#### [INSTRUCTIONS FOR THE TASK]
Determine how many lines in the entries below contain "entry", and output only that number.

#### [STUDY MATERIAL]

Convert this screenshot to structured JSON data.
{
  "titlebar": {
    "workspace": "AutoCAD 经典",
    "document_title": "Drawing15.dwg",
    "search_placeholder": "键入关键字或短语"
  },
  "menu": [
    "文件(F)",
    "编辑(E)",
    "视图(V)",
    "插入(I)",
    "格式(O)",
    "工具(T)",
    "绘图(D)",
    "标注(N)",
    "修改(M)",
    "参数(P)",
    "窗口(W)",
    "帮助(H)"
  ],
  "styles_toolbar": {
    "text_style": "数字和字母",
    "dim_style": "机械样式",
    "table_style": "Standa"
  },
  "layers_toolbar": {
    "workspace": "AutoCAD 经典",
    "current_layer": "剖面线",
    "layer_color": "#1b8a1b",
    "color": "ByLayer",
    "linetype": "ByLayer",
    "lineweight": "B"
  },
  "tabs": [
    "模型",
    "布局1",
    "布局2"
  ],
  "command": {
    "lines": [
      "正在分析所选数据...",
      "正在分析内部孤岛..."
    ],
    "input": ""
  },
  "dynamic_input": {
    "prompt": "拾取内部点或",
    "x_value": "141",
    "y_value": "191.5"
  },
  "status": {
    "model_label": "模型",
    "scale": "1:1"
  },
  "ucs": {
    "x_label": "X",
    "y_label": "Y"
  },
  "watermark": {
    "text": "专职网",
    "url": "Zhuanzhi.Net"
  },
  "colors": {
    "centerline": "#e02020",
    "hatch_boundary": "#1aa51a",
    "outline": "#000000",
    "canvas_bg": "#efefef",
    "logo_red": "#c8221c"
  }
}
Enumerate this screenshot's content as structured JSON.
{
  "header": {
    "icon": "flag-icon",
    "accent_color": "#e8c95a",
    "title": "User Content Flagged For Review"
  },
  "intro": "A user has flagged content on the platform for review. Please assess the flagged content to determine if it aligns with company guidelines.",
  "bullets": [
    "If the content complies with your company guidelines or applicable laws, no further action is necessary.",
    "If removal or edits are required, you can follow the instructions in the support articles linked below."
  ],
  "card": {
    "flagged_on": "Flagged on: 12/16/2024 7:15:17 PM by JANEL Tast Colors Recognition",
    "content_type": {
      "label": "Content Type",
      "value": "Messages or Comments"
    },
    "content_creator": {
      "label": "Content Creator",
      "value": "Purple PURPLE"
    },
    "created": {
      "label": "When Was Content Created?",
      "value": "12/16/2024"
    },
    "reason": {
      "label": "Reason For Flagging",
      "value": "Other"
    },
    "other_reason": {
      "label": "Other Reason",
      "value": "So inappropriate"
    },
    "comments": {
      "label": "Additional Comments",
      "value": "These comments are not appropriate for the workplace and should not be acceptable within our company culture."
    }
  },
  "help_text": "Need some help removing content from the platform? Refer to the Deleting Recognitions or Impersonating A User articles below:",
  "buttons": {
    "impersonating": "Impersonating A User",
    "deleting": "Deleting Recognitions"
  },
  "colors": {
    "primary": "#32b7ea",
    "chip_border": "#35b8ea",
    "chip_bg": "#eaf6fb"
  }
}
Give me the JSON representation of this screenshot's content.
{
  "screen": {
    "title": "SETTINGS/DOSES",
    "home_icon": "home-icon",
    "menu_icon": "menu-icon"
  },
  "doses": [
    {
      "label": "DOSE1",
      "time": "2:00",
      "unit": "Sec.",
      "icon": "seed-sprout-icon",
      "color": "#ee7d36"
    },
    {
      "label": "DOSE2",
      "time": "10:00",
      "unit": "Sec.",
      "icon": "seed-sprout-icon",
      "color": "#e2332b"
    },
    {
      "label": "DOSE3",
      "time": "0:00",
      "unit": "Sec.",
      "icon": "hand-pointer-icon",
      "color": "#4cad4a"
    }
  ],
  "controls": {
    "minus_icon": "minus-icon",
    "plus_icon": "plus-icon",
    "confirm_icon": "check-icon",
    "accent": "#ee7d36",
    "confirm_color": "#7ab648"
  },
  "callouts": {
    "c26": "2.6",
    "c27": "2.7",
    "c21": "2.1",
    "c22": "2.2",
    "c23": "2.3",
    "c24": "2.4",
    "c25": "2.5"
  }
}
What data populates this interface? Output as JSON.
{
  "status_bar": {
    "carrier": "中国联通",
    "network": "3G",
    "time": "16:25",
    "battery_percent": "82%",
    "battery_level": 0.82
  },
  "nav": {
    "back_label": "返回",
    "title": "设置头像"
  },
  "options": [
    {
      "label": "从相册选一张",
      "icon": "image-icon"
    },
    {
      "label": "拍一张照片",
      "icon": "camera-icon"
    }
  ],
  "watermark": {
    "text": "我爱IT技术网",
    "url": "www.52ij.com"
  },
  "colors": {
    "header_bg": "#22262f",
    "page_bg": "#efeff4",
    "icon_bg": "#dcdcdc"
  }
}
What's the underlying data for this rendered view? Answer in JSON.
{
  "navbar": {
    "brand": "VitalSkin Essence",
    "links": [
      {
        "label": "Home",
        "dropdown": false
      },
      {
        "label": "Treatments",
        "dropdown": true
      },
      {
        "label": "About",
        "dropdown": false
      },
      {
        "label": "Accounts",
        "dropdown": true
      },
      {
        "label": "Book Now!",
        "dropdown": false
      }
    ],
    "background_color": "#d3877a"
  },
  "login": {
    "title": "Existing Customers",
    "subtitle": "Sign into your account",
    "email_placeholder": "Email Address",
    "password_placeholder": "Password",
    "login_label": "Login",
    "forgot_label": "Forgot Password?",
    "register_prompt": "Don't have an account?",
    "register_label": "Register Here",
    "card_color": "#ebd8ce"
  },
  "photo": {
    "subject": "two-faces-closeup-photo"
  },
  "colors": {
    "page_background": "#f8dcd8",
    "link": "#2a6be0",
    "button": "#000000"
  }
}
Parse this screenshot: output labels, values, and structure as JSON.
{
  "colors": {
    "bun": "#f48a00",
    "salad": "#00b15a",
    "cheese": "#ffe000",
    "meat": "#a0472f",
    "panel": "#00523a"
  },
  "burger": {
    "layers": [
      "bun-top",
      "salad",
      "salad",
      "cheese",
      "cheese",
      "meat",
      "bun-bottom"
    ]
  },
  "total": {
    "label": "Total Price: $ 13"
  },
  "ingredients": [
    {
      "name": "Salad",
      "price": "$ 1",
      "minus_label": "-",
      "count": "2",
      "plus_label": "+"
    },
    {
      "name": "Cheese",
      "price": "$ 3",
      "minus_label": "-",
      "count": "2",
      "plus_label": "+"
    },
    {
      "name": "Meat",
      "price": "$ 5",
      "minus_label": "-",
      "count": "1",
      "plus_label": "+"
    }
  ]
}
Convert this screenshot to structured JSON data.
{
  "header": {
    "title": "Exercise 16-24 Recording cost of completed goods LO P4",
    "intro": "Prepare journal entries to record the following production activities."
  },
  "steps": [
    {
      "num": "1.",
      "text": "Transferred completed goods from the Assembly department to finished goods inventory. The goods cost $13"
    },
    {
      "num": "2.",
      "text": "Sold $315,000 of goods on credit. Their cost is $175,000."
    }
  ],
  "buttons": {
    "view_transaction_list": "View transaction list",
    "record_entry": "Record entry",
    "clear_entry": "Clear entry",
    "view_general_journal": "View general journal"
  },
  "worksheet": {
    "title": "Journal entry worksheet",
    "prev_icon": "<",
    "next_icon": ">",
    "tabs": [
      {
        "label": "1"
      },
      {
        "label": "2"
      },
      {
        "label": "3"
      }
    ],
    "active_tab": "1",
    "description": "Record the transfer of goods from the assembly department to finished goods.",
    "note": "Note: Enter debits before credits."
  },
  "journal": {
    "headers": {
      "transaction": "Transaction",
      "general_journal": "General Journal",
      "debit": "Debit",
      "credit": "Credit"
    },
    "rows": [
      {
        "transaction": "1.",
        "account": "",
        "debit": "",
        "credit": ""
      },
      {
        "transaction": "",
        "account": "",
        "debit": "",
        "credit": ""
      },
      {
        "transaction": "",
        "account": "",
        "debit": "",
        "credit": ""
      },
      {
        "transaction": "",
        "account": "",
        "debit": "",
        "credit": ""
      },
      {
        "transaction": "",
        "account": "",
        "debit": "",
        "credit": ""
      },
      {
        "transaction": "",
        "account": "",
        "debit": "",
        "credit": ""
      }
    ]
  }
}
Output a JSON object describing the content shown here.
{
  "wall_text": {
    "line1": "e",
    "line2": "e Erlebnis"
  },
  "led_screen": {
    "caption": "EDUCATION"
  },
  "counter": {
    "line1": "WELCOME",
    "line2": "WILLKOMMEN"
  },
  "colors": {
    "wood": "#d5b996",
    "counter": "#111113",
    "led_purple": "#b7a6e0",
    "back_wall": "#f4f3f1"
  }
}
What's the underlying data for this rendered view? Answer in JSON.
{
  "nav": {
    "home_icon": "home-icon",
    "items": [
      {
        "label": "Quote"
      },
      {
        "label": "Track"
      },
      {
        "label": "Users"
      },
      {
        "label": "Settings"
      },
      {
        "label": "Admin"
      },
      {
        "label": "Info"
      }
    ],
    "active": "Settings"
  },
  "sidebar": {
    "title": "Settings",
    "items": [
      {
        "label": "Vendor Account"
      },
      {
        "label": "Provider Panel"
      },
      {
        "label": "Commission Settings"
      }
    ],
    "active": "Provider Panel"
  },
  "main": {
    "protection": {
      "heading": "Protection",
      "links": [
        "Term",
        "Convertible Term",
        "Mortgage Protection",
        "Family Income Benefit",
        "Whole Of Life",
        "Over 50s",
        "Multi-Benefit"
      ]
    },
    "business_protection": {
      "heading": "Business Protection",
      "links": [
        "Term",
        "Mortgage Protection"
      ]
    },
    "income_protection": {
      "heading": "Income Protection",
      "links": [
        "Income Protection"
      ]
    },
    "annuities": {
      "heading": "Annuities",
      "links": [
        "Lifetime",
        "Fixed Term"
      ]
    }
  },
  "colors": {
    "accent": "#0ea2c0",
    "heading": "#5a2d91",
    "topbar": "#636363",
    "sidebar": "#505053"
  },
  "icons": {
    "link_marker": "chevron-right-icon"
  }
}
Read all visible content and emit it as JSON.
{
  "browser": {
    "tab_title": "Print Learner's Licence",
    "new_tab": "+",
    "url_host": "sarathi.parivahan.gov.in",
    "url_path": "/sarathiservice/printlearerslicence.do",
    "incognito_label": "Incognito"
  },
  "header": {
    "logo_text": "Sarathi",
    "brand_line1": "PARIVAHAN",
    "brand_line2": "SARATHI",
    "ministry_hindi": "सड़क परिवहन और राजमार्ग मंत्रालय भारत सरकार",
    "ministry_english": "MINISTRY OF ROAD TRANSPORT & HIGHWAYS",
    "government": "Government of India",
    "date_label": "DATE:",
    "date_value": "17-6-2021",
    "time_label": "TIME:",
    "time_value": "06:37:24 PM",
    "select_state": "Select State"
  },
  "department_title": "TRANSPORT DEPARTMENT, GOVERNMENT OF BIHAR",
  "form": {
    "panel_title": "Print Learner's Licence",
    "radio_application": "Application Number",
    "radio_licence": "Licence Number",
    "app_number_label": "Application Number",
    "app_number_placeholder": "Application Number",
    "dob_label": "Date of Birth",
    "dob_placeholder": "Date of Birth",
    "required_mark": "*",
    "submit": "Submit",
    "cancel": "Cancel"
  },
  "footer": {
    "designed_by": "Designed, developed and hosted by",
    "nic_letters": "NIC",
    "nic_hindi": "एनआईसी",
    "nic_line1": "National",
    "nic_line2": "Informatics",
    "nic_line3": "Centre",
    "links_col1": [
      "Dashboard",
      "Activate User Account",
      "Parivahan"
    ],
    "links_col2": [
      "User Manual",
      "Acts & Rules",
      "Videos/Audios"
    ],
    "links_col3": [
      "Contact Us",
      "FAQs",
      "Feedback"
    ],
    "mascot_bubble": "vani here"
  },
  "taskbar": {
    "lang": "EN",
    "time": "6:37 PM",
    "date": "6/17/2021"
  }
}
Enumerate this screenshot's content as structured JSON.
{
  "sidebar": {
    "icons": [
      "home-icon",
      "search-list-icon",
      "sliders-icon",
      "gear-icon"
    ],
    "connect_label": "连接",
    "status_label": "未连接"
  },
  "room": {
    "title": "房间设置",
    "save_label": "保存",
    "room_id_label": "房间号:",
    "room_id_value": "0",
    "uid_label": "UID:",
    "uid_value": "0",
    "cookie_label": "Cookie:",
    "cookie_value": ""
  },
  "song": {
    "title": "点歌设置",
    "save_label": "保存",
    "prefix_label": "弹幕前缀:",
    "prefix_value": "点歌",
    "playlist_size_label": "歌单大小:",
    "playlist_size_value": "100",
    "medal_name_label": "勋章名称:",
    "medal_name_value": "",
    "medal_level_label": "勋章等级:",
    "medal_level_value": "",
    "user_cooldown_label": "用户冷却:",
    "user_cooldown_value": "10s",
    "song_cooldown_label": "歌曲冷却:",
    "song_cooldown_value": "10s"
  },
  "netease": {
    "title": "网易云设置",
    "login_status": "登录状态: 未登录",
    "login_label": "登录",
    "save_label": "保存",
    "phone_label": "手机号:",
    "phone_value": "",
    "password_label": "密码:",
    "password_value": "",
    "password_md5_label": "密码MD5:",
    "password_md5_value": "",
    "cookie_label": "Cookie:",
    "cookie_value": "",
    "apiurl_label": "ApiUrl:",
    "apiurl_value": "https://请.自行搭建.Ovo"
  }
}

#### [WRITTEN RESPONSE]
3